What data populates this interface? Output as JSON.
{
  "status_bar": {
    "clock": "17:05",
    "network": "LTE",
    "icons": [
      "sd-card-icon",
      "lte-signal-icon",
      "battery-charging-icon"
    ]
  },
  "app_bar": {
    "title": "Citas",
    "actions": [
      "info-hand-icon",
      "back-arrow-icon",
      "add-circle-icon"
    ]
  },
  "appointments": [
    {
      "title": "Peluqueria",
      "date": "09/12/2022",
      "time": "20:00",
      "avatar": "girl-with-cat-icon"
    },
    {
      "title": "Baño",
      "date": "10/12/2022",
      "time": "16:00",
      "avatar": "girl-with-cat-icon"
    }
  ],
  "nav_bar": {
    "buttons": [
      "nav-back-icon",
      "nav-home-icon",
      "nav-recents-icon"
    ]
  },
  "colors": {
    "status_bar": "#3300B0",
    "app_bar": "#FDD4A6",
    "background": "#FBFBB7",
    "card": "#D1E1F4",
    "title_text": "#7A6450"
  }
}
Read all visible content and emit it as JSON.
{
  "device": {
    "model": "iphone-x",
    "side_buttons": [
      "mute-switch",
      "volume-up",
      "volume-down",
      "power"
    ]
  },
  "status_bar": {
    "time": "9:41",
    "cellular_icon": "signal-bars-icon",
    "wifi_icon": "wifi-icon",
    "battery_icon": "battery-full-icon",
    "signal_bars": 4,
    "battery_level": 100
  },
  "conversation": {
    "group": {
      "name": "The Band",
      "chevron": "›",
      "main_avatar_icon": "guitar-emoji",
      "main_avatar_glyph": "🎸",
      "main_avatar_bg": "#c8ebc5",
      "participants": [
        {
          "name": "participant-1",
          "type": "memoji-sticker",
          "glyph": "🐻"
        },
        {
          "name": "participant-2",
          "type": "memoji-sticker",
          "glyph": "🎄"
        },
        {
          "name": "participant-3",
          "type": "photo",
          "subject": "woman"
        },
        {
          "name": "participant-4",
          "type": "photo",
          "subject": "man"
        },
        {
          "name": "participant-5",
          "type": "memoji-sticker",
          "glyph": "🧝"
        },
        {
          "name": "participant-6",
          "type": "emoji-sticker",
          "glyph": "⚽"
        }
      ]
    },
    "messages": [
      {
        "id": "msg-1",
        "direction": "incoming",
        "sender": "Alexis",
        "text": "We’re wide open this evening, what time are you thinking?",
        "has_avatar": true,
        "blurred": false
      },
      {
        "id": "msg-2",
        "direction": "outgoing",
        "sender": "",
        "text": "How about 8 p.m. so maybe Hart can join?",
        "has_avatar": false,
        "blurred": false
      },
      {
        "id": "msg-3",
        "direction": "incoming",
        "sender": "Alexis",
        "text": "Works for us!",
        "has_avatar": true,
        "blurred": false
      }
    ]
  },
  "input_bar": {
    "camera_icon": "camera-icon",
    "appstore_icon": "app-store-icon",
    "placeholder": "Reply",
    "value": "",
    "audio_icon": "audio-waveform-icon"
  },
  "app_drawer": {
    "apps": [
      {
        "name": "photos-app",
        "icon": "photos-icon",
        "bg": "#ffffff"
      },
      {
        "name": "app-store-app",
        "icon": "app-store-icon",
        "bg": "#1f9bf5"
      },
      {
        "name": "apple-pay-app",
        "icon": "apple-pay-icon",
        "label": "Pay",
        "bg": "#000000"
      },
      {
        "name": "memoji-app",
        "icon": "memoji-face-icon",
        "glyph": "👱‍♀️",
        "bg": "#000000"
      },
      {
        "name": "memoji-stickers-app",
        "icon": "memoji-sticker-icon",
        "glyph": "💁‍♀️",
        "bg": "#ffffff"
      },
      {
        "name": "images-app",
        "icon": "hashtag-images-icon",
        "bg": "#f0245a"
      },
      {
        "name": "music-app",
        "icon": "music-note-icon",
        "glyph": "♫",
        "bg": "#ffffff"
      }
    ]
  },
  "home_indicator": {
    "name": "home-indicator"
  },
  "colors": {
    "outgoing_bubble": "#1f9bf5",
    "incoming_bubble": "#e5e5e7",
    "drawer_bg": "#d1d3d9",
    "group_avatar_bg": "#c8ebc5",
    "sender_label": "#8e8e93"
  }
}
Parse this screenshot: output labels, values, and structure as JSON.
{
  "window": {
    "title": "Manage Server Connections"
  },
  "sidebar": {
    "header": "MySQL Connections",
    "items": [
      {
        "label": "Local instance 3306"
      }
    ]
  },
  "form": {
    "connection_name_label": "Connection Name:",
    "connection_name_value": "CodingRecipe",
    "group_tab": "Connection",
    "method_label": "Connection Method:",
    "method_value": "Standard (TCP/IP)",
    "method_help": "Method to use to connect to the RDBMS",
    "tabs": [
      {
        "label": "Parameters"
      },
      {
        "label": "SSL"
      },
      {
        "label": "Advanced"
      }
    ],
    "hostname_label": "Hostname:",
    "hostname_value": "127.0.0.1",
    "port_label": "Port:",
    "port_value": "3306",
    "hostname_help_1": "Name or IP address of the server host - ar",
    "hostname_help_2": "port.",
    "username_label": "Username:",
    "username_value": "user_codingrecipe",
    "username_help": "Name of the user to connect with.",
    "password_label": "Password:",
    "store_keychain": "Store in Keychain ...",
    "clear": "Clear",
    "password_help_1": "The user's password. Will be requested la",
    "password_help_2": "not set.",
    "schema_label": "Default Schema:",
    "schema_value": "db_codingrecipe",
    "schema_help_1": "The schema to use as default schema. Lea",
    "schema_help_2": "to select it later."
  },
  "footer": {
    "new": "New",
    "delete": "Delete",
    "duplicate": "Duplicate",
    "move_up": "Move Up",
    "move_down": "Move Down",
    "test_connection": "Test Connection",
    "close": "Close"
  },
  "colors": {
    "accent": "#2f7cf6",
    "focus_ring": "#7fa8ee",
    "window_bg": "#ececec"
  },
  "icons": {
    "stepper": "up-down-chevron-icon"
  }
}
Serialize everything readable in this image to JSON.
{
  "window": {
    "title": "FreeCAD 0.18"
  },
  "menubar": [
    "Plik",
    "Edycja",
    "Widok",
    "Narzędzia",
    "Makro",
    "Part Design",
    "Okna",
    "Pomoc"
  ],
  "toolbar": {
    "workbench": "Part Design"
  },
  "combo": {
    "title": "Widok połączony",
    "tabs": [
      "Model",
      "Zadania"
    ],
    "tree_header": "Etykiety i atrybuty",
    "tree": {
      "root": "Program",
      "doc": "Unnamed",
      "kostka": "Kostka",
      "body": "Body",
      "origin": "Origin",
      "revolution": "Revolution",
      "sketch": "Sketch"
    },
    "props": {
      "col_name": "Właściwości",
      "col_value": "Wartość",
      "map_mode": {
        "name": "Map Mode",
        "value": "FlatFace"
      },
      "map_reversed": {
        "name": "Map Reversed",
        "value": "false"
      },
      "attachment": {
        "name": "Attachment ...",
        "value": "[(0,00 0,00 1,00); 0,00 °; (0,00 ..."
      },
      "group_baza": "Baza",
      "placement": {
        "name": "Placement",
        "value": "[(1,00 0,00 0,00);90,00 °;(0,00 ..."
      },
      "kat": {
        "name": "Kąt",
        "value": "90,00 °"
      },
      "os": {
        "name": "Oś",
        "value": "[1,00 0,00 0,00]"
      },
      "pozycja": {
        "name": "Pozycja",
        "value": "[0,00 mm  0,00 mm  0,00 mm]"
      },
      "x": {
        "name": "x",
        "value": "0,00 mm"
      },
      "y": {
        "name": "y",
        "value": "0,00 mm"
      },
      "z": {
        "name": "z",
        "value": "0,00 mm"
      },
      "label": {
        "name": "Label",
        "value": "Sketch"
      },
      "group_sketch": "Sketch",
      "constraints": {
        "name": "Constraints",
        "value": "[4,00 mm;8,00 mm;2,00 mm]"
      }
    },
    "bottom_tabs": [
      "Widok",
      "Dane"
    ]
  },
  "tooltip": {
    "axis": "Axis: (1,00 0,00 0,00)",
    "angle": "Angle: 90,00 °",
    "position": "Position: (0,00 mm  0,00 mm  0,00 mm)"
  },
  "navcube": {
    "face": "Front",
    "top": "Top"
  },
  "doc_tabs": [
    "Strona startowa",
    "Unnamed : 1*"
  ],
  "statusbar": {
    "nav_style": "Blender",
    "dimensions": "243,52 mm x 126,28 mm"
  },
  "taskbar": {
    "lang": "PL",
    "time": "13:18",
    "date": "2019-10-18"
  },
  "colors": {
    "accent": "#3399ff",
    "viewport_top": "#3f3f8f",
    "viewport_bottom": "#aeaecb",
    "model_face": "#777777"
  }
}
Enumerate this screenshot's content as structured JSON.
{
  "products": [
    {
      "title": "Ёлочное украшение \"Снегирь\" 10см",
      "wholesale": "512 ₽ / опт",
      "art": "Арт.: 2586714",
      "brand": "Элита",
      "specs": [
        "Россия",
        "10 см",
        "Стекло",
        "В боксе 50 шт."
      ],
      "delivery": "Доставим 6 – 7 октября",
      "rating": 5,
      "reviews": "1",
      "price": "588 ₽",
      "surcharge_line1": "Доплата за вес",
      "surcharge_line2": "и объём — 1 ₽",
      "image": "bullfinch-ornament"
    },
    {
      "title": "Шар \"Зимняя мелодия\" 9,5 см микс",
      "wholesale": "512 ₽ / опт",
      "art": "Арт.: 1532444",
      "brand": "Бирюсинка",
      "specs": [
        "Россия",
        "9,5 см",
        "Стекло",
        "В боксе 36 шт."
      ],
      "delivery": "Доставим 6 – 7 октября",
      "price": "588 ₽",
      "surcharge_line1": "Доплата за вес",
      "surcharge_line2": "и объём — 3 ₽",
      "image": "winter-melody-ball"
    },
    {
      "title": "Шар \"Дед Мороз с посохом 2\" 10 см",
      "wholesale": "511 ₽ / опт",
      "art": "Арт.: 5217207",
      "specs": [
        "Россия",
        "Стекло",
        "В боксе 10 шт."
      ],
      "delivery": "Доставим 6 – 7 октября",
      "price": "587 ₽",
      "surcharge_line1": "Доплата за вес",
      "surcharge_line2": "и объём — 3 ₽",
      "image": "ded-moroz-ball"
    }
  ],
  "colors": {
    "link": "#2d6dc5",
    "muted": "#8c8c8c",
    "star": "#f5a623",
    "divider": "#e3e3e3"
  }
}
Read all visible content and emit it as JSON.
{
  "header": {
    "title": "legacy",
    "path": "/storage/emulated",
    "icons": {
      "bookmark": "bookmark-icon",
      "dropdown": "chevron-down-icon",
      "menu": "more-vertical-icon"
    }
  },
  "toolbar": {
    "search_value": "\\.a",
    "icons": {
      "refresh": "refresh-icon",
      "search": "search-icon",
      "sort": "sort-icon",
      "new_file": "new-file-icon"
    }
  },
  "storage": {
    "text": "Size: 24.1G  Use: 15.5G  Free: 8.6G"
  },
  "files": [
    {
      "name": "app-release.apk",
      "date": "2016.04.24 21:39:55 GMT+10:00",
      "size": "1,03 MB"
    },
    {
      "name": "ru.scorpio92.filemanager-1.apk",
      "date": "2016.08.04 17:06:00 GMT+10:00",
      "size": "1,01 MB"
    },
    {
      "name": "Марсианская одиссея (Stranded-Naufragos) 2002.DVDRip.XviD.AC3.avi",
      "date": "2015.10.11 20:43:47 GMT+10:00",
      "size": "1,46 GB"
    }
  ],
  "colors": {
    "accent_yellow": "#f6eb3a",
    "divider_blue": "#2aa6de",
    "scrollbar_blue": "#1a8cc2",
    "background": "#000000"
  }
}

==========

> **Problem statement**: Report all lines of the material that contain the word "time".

> **Exercise answer**:
      "time": "20:00",
      "time": "16:00",
    "time": "9:41",
        "text": "We’re wide open this evening, what time are you thinking?",
    "time": "13:18",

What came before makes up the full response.